3.2 - UNIT 3 Introduction to the Axial and Appendicular...

Info icon This preview shows pages 1–8. Sign up to view the full content.

View Full Document Right Arrow Icon
UNIT 3 Introduction to the Axial and Appendicular Skeletons (Ch. 7) Introduction to the Axial Skeleton Introduction to the Appendicular Skeleton Disorders of the Axial and Appendicular Skeletons (7th edition)
Image of page 1

Info iconThis preview has intentionally blurred sections. Sign up to view the full version.

View Full Document Right Arrow Icon
How to Study for this Unit: Please note: do not try to learn the specific bone structures of the axial and appendicular skeletons in the figures in Chapter 7; you will learn them in your next units (Units 4 & 5); focus on the following lecture notes that I have provided for you to study for Unit 3; you are familiarizing yourself with the axial and appendicular skeletons (7th edition)
Image of page 2
Overview of the Skeleton Consists of bones, cartilage, joints, and ligaments Composed of 206 named bones grouped into two divisions: AXIAL skeleton (80 bones) - consists of skull , vertebral column (including sacrum and coccyx ), bony thorax ( sternum , ribs , and associated cartilage), and hyoid bone APPENDICULAR skeleton (126 bones) - the bones of the appendages, including the pectoral girdle ( clavicle and scapula ), arm, hand, hip ( os coxae ), leg, and foot bones (7th edition)
Image of page 3

Info iconThis preview has intentionally blurred sections. Sign up to view the full version.

View Full Document Right Arrow Icon
The Axial Skeleton (7th edition)
Image of page 4
The Skull - most skull bones are flat bones CRANIAL Bones - form the brain’s protective shell enclose and protect the brain provide attachment sites for some head and neck muscles include the frontal, parietal, occipital, temporal, sphenoid, and ethmoid bones FACIAL Bones - the skeleton of the face form the framework of the face form cavities for the sense organs of sight, smell, and taste provide openings for the passage of air and food hold the teeth anchor the muscles of the face include the unpaired mandible and vomer , plus the paired maxillary, zygomatic, nasal, lacrimal, and palatine bones and the paired inferior nasal conchae (7th edition)
Image of page 5

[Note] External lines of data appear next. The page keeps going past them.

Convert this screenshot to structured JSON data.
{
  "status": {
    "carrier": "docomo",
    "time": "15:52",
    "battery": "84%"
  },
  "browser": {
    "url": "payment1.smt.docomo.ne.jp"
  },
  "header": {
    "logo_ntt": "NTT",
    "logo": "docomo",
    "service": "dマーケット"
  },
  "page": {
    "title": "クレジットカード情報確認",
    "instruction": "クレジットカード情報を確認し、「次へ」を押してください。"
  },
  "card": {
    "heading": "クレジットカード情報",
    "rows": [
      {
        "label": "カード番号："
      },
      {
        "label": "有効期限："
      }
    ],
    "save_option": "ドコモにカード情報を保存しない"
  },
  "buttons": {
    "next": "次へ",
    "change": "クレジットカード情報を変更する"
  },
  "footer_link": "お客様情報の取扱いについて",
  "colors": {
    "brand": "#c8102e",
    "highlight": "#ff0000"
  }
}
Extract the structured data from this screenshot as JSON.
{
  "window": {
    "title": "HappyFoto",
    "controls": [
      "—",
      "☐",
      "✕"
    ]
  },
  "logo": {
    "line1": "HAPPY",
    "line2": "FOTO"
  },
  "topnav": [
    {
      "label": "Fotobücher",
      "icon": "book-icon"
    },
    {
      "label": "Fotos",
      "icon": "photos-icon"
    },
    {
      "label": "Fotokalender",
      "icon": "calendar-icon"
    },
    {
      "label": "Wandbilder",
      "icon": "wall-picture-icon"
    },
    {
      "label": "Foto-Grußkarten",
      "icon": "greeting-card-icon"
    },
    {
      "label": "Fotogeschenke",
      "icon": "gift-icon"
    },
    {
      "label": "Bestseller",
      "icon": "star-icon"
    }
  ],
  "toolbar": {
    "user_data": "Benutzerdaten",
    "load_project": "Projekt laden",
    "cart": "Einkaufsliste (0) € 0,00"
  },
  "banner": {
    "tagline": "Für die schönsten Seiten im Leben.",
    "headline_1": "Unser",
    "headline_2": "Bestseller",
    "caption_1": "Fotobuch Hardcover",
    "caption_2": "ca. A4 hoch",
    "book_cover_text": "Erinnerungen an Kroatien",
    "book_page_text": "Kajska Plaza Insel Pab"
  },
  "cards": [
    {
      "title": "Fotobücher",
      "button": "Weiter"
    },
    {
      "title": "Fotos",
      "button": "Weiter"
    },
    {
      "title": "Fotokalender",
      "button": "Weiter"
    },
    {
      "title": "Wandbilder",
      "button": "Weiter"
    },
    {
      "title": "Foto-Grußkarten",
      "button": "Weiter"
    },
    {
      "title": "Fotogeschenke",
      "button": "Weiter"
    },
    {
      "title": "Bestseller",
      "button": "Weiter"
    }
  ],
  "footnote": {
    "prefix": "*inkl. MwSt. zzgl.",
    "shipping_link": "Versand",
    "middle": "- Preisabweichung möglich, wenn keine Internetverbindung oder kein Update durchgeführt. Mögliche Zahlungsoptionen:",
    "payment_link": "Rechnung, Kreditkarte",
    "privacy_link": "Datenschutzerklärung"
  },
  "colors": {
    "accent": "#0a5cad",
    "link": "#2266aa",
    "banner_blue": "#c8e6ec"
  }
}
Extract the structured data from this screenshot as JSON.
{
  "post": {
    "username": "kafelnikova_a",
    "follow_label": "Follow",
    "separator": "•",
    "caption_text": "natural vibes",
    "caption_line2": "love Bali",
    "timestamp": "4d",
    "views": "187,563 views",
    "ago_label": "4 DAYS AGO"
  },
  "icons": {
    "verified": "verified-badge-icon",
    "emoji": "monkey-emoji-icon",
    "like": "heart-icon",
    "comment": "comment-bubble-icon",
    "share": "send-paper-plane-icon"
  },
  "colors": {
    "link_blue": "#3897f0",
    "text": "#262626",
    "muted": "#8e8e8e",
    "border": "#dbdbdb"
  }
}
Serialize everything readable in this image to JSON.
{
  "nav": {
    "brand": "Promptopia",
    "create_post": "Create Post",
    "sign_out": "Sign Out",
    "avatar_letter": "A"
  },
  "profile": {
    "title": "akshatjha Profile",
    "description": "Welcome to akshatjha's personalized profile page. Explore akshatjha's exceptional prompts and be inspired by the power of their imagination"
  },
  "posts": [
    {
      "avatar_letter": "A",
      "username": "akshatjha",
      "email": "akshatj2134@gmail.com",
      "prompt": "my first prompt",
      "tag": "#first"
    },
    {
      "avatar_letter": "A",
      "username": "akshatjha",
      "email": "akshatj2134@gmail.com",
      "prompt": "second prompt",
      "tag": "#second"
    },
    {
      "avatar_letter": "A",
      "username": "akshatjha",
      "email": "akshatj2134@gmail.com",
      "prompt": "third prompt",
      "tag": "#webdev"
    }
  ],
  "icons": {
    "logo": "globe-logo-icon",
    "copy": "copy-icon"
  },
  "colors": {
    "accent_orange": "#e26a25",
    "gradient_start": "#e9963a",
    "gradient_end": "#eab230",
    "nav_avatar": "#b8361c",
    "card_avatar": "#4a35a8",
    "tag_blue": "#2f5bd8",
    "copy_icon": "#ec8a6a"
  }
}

Info iconThis preview has intentionally blurred sections. Sign up to view the full version.

View Full Document Right Arrow Icon
SUTURES - have an irregular, saw-toothed appearance longest sutures (e.g. coronal, sagittal, squamous, and lamboid ) connect the cranial bones other sutures connect facial bones and are named based on the bones that they connect (7th edition)
Image of page 6
Special Parts of the Skull NASAL CAVITY - composed of bone and cartilage; the three conchae form air passageways called meatuses ; the nasal septum , which is composed of the perpendicular plate, vomer, and septal cartilage , divides the cavity into right and left halves ORBITS (fig. 7.9) - bony cavities that hold the eyes, muscles of the eyes,
Image of page 7

Info iconThis preview has intentionally blurred sections. Sign up to view the full version.

View Full Document Right Arrow Icon
Image of page 8
This is the end of the preview. Sign up to access the rest of the document.

{[ snackBarMessage ]}

What students are saying

  • Left Quote Icon

    As a current student on this bumpy collegiate pathway, I stumbled upon Course Hero, where I can find study resources for nearly all my courses, get online help from tutors 24/7, and even share my old projects, papers, and lecture notes with other students.

    Student Picture

    Kiran Temple University Fox School of Business ‘17, Course Hero Intern

  • Left Quote Icon

    I cannot even describe how much Course Hero helped me this summer. It’s truly become something I can always rely on and help me. In the end, I was not only able to survive summer classes, but I was able to thrive thanks to Course Hero.

    Student Picture

    Dana University of Pennsylvania ‘17, Course Hero Intern

  • Left Quote Icon

    The ability to access any university’s resources through Course Hero proved invaluable in my case. I was behind on Tulane coursework and actually used UCLA’s materials to help me move forward and get everything together on time.

    Student Picture

    Jill Tulane University ‘16, Course Hero Intern